  • Compare alternative approaches to solving the problem.
  • Solve real-world problems using a plan.


Terms introduced in this lesson:

“read and understand the problem”
“solve the problem”
“check and interpret the answer”

Teaching Strategies and Tips

In this lesson, students are introduced to problem solving and a new plan that will be used throughout the book.

Some common strategies that students will learn are listed here for easy reference:

  • draw a diagram
  • make a table
  • look for patterns
  • guess and check
  • work backward
  • use a formula
  • read and make graphs
  • write equations
  • use linear models
  • use dimensional analysis
  • use the right type of function for the situation

It is helpful to advise students that when translating sentences into expressions and equations, they should not attempt to solve the entire problem all at once. Instead, students should read the problem “phrase by phrase”; translate one phrase, then move on to the next.

Teachers can ask their students to reread the question, rephrase it, or even read it aloud.

Estimation is a good habit to develop as it helps confirm the answers students obtain after solving a problem.

Error Troubleshooting

The following list includes possible sources of mistakes for students while solving an applied problem:

  • Not listing the given information
  • Not restating the question being asked in your own words
  • Not selecting a variable to represent the unknown quantity
  • Not clearly stating what the variable represents
  • Not looking for possible patterns
  • Not looking up a definition or formula

A common mistake students make is checking their answers in the equations that they constructed instead of in the original wording of the problems.

Notes/Highlights Having trouble? Report an issue.

Color Highlighted Text Notes
Show More

Image Attributions
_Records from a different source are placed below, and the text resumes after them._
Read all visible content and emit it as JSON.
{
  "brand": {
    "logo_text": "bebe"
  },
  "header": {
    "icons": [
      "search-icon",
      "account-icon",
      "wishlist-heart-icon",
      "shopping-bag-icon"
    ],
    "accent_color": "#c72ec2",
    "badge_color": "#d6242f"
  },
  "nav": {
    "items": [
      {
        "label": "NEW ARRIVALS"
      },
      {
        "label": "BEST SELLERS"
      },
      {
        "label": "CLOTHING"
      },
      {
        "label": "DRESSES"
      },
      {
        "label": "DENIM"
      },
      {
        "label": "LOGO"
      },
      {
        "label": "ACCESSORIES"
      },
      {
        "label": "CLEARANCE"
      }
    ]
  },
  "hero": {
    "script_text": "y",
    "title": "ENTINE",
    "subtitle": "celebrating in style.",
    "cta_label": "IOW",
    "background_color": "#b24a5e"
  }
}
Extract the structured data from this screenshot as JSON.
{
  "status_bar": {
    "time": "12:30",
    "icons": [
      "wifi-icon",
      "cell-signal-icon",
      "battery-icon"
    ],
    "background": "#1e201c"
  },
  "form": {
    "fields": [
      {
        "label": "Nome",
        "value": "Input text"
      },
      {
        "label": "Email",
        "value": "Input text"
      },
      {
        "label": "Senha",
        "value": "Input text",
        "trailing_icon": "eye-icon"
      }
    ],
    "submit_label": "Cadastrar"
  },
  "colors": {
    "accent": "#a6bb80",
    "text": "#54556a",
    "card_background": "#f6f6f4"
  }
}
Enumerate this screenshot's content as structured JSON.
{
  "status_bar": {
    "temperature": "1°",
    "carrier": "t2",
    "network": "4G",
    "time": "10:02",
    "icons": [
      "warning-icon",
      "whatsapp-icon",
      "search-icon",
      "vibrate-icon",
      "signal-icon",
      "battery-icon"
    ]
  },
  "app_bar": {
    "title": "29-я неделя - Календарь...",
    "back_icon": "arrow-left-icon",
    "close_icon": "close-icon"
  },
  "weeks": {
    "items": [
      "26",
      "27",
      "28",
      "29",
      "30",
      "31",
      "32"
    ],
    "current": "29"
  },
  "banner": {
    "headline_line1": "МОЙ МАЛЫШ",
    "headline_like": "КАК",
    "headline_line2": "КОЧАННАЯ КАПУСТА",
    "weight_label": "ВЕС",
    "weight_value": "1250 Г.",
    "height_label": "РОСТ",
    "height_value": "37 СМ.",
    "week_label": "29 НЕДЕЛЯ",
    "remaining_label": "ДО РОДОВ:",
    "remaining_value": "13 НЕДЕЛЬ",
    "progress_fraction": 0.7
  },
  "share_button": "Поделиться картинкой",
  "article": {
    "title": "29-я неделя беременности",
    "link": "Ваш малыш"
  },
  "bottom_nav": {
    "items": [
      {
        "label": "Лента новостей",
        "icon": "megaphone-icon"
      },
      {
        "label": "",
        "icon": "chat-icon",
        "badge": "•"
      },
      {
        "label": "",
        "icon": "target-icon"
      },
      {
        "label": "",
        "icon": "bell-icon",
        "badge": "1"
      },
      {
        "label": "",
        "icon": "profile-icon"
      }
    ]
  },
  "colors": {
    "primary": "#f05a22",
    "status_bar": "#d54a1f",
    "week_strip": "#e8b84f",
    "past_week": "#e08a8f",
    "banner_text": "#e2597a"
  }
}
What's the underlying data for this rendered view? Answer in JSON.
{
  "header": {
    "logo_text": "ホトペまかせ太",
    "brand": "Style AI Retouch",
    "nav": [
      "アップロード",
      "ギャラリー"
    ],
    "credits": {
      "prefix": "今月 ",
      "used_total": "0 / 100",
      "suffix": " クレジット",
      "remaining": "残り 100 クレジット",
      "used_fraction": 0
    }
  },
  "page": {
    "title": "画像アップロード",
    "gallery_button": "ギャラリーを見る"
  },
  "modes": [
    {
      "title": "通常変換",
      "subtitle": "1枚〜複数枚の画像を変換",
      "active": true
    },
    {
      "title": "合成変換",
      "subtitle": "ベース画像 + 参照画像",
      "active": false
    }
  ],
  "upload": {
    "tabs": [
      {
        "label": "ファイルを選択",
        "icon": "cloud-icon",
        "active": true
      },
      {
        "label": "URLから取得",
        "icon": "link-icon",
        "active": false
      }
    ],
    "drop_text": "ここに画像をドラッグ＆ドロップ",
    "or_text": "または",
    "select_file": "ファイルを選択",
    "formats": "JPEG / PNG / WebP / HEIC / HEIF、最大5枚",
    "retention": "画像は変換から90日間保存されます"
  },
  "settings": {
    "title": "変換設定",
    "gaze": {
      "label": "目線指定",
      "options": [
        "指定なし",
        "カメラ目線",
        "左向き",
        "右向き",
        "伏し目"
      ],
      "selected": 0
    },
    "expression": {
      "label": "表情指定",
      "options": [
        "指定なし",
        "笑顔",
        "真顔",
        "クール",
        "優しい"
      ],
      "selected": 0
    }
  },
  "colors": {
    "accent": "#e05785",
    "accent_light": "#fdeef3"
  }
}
Show Hide Details
Files can only be attached to the latest version of section
Please wait...
Please wait...
Image Detail
Sizes: Medium | Original